┌─ Excerpted data

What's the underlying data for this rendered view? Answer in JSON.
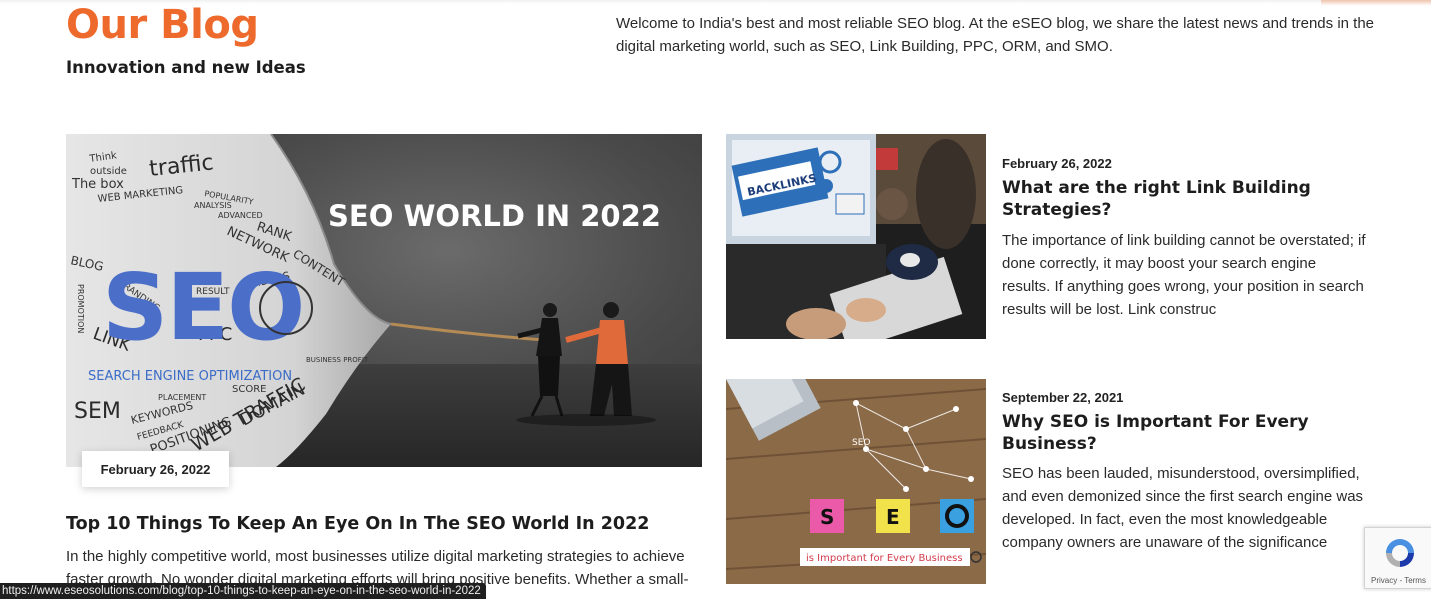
{
  "header": {
    "title": "Our Blog",
    "subtitle": "Innovation and new Ideas",
    "intro": "Welcome to India's best and most reliable SEO blog. At the eSEO blog, we share the latest news and trends in the digital marketing world, such as SEO, Link Building, PPC, ORM, and SMO."
  },
  "featured": {
    "image_caption": "SEO WORLD IN 2022",
    "image_words": [
      "Think",
      "outside",
      "The box",
      "traffic",
      "WEB MARKETING",
      "POPULARITY",
      "ANALYSIS",
      "ADVANCED",
      "RANK",
      "NETWORK",
      "CONTENT",
      "BLOG",
      "BRANDING",
      "RESULT",
      "IDEAS",
      "LINK",
      "PPC",
      "PROMOTION",
      "SEO",
      "SEARCH ENGINE OPTIMIZATION",
      "SCORE",
      "SEM",
      "PLACEMENT",
      "KEYWORDS",
      "DOMAIN",
      "FEEDBACK",
      "POSITIONING",
      "WEB TRAFFIC",
      "BUSINESS PROFIT"
    ],
    "date": "February 26, 2022",
    "title": "Top 10 Things To Keep An Eye On In The SEO World In 2022",
    "excerpt": "In the highly competitive world, most businesses utilize digital marketing strategies to achieve faster growth. No wonder digital marketing efforts will bring positive benefits. Whether a small-"
  },
  "posts": [
    {
      "date": "February 26, 2022",
      "title": "What are the right Link Building Strategies?",
      "excerpt": "The importance of link building cannot be overstated; if done correctly, it may boost your search engine results. If anything goes wrong, your position in search results will be lost. Link construc",
      "image_text": "BACKLINKS"
    },
    {
      "date": "September 22, 2021",
      "title": "Why SEO is Important For Every Business?",
      "excerpt": "SEO has been lauded, misunderstood, oversimplified, and even demonized since the first search engine was developed. In fact, even the most knowledgeable company owners are unaware of the significance",
      "image_text": "is Important for Every Business",
      "image_letters": [
        "S",
        "E",
        "SEO"
      ]
    }
  ],
  "status_url": "https://www.eseosolutions.com/blog/top-10-things-to-keep-an-eye-on-in-the-seo-world-in-2022",
  "recaptcha": {
    "links": "Privacy - Terms"
  },
  "colors": {
    "accent": "#ee6a2c",
    "text": "#1d1d1d",
    "status_bg": "#1f1f1f"
  }
}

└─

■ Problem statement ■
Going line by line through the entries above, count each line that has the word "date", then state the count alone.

■ Exercise response ■
3